══ Data shown
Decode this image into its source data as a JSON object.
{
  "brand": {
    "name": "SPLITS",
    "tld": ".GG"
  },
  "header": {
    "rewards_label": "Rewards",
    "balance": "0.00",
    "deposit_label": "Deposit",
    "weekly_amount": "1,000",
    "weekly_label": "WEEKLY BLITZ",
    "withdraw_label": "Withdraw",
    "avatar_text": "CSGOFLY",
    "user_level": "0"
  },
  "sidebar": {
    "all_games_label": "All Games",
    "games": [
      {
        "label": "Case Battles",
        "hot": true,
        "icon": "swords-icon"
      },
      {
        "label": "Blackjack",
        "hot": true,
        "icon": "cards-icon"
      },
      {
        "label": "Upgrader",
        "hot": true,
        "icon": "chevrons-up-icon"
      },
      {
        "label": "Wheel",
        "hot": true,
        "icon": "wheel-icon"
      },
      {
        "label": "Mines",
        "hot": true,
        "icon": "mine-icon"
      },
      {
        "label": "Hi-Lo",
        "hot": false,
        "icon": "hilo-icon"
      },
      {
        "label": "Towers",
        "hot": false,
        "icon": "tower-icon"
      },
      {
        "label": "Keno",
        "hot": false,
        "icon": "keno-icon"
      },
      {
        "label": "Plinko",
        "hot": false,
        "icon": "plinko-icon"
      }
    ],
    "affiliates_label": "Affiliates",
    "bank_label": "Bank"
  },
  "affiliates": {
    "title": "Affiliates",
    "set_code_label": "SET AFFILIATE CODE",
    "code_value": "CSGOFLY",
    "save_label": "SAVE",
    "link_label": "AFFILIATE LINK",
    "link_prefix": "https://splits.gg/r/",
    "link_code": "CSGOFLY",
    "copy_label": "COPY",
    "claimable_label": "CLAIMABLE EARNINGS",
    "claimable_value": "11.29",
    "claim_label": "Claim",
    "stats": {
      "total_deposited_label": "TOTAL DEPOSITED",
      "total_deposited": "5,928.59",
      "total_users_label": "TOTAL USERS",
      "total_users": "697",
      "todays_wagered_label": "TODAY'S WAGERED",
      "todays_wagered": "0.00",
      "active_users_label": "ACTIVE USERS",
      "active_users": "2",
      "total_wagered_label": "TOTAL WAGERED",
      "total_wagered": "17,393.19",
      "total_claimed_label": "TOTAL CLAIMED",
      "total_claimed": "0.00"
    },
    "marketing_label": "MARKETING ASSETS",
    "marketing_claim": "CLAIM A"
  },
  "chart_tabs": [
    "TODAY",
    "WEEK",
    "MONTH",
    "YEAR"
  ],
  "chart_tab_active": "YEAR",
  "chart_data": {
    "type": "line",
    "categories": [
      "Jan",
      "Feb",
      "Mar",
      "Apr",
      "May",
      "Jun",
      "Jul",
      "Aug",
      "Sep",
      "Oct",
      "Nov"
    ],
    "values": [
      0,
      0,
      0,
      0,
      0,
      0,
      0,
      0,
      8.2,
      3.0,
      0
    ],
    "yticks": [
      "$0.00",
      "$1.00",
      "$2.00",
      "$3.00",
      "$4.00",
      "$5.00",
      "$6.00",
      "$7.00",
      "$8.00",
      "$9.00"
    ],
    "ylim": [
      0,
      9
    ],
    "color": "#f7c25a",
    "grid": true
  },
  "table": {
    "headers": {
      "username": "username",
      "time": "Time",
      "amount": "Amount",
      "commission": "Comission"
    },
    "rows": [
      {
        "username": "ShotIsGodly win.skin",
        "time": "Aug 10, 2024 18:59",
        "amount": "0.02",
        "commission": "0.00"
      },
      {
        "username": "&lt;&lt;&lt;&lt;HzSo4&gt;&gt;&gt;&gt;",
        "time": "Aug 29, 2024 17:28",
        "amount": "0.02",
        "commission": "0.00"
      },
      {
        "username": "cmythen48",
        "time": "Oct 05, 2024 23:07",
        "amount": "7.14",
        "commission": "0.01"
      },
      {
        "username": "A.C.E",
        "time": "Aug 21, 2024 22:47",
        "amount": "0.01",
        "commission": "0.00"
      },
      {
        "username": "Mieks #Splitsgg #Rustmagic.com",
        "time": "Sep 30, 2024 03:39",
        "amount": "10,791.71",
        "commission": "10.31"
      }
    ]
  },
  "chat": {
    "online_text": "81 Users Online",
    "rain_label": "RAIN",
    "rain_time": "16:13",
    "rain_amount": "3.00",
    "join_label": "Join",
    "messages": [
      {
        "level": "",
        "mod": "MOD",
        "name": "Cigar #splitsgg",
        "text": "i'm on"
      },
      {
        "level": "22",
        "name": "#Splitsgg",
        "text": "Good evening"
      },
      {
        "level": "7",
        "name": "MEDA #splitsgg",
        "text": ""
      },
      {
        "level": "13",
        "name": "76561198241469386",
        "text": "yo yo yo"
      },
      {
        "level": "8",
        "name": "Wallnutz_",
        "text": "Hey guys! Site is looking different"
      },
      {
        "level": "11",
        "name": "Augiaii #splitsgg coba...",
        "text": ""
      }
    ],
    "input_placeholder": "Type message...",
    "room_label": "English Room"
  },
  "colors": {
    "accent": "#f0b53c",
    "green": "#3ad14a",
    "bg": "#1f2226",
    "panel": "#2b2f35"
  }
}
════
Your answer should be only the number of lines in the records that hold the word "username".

6